- China probes child trafficking, adoption link
- The United States, international adoption, The Hague Convention, and child abuse
- Nepal adoptions chief raped and groomed orphans for prostitution (The Daily Telegraph)
- Why the Hague Convention needs revision
- Russia Poised to Ratify New Adoption Agreement with America
- Joint Council on International Children's services on the wrong side of history again
- Children trapped between supply and demand
- Guatemala pushes for DNA tests of kids adopted in U.S.
- Nepal -- Paper Orphans documentary posted on the web
- Rules are changing; programs are closing.
September 24, 2010/ Chicago Tribune
Candice Warltier just wants to bring her 13-month-old daughter, Antara, home to Chicago. The U.S. won't let her.
They are stranded in Kathmandu, the capital of Nepal, because the State Department and other U.S. agencies placed a ban on adoptions from that country as Warltier was en route to become Antara's mother.
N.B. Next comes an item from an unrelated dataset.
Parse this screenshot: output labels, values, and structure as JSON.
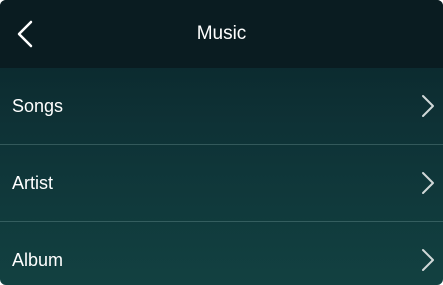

According to U.S. officials, there are serious concerns about whether some children who have been presented for adoption in Nepal are victims of kidnapping and child trafficking. Investigations have reportedly yielded cases of false birth certificates, cases in which it couldn't be verified that biological parents have willingly given up the children.
Nepal suspended its adoption program in 2007 amid concerns about child trafficking. The nation introduced new regulations in 2008 and resumed adoptions, but concerns have persisted. Some other nations have also stopped recognizing adoptions from Nepal.
State Department officials say the U.S. has since February urged prospective parents to reconsider adoptions from Nepal, because of trafficking concerns. But the U.S. imposed no ban at the time, and Warltier and other prospective parents moved forward.
Now she is caught in a nightmare. Nepal recognizes her adoption of Antara, who was abandoned at a local police station and taken to an orphanage when she was just days old. But the U.S. won't recognize the adoption and Warltier can't return to the U.S. with her daughter. She has stayed in Nepal for seven weeks now, living with her child in an apartment, fighting for their right to be a family.
Five other U.S. families are in the same limbo over Nepal adoptions. Two of them are from Illinois.
There are sound reasons to be concerned about Nepal's handling of adopted children. But the situation for these families needs to be resolved quickly by the State Department. The uncertainty is cruel.
Warltier, who is 42 and single, worked with a reputable Minneapolis agency to find a child through an international adoption. She received a photo and medical records for Antara in June. As soon as Warltier was approved to travel to Nepal, she and her mother took off, getting there on Aug 7.
The U.S. embassy informed Warltier of the sudden suspension while she was en route to meet her daughter.
This is starting to get some attention. Last week, 18 U.S. senators and six members of the House sent a letter to Secretary of State Hillary Clinton, calling on the department to speed approval of cases that were so close to final adoption. "These families are enduring extreme emotional and financial burdens while their children's cases are investigated further," the lawmakers wrote.
The lawmakers make a sound point: Leaving children in limbo can mean consigning them to orphanages or other places where they are less likely to thrive than if they were in a home with parents. More broadly, Nepal is in a desperate situation. Contaminated water and poor sanitation have led to outbreaks of diarrhea and cholera in at least one quarter of Nepal. The nation has no constitution and no elected leader. Nearly half of Nepal's children under age 5 suffer from chronic malnutrition.
Warltier told us she supports the intent of U.S. officials. But she also trusts the orphanage where Antara has lived since she was just days old. She has witnessed Antara's first steps. Her child calls her "Mama."
She just wants to bring her home. The State Department should make that happen.